● **Provided data**
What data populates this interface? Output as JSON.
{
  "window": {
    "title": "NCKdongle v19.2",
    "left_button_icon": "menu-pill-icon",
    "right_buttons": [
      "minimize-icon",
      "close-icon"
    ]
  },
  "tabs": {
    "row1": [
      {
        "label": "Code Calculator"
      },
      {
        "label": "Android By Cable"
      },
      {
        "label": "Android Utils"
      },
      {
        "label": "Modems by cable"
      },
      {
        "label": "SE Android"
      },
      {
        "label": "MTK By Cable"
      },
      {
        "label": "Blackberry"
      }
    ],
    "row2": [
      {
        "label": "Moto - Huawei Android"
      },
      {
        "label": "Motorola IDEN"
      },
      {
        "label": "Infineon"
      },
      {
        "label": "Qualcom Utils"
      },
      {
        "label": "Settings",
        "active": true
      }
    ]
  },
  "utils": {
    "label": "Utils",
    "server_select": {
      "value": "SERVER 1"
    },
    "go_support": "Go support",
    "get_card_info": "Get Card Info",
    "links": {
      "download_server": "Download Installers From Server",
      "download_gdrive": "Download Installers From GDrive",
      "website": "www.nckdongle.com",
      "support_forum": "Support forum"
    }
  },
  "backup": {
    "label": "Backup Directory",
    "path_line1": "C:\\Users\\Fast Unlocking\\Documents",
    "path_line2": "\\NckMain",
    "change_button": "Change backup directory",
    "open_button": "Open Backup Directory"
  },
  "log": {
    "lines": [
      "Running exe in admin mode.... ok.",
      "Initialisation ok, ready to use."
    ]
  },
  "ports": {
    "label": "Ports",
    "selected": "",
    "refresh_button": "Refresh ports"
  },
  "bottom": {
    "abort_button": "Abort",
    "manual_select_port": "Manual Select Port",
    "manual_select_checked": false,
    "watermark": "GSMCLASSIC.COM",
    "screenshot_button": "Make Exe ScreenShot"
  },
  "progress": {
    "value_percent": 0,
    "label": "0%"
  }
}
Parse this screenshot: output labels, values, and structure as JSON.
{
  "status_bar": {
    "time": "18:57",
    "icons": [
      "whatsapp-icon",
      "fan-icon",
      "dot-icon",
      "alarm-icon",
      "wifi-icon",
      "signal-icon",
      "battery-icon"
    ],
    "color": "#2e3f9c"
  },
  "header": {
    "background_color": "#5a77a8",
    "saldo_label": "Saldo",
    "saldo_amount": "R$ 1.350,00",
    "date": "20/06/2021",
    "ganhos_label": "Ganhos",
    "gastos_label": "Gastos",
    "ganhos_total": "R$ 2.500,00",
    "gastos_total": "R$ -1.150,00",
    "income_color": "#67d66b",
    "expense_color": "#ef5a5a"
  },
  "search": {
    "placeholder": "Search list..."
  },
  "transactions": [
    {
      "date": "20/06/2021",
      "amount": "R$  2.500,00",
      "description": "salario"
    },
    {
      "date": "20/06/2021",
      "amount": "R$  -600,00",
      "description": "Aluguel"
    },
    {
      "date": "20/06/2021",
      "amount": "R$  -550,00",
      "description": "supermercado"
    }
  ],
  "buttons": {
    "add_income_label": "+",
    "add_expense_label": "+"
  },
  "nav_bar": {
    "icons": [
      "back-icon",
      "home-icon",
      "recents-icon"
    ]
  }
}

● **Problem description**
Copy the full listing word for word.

● **Expected answer**
What data populates this interface? Output as JSON.
{
  "window": {
    "title": "NCKdongle v19.2",
    "left_button_icon": "menu-pill-icon",
    "right_buttons": [
      "minimize-icon",
      "close-icon"
    ]
  },
  "tabs": {
    "row1": [
      {
        "label": "Code Calculator"
      },
      {
        "label": "Android By Cable"
      },
      {
        "label": "Android Utils"
      },
      {
        "label": "Modems by cable"
      },
      {
        "label": "SE Android"
      },
      {
        "label": "MTK By Cable"
      },
      {
        "label": "Blackberry"
      }
    ],
    "row2": [
      {
        "label": "Moto - Huawei Android"
      },
      {
        "label": "Motorola IDEN"
      },
      {
        "label": "Infineon"
      },
      {
        "label": "Qualcom Utils"
      },
      {
        "label": "Settings",
        "active": true
      }
    ]
  },
  "utils": {
    "label": "Utils",
    "server_select": {
      "value": "SERVER 1"
    },
    "go_support": "Go support",
    "get_card_info": "Get Card Info",
    "links": {
      "download_server": "Download Installers From Server",
      "download_gdrive": "Download Installers From GDrive",
      "website": "www.nckdongle.com",
      "support_forum": "Support forum"
    }
  },
  "backup": {
    "label": "Backup Directory",
    "path_line1": "C:\\Users\\Fast Unlocking\\Documents",
    "path_line2": "\\NckMain",
    "change_button": "Change backup directory",
    "open_button": "Open Backup Directory"
  },
  "log": {
    "lines": [
      "Running exe in admin mode.... ok.",
      "Initialisation ok, ready to use."
    ]
  },
  "ports": {
    "label": "Ports",
    "selected": "",
    "refresh_button": "Refresh ports"
  },
  "bottom": {
    "abort_button": "Abort",
    "manual_select_port": "Manual Select Port",
    "manual_select_checked": false,
    "watermark": "GSMCLASSIC.COM",
    "screenshot_button": "Make Exe ScreenShot"
  },
  "progress": {
    "value_percent": 0,
    "label": "0%"
  }
}
Parse this screenshot: output labels, values, and structure as JSON.
{
  "status_bar": {
    "time": "18:57",
    "icons": [
      "whatsapp-icon",
      "fan-icon",
      "dot-icon",
      "alarm-icon",
      "wifi-icon",
      "signal-icon",
      "battery-icon"
    ],
    "color": "#2e3f9c"
  },
  "header": {
    "background_color": "#5a77a8",
    "saldo_label": "Saldo",
    "saldo_amount": "R$ 1.350,00",
    "date": "20/06/2021",
    "ganhos_label": "Ganhos",
    "gastos_label": "Gastos",
    "ganhos_total": "R$ 2.500,00",
    "gastos_total": "R$ -1.150,00",
    "income_color": "#67d66b",
    "expense_color": "#ef5a5a"
  },
  "search": {
    "placeholder": "Search list..."
  },
  "transactions": [
    {
      "date": "20/06/2021",
      "amount": "R$  2.500,00",
      "description": "salario"
    },
    {
      "date": "20/06/2021",
      "amount": "R$  -600,00",
      "description": "Aluguel"
    },
    {
      "date": "20/06/2021",
      "amount": "R$  -550,00",
      "description": "supermercado"
    }
  ],
  "buttons": {
    "add_income_label": "+",
    "add_expense_label": "+"
  },
  "nav_bar": {
    "icons": [
      "back-icon",
      "home-icon",
      "recents-icon"
    ]
  }
}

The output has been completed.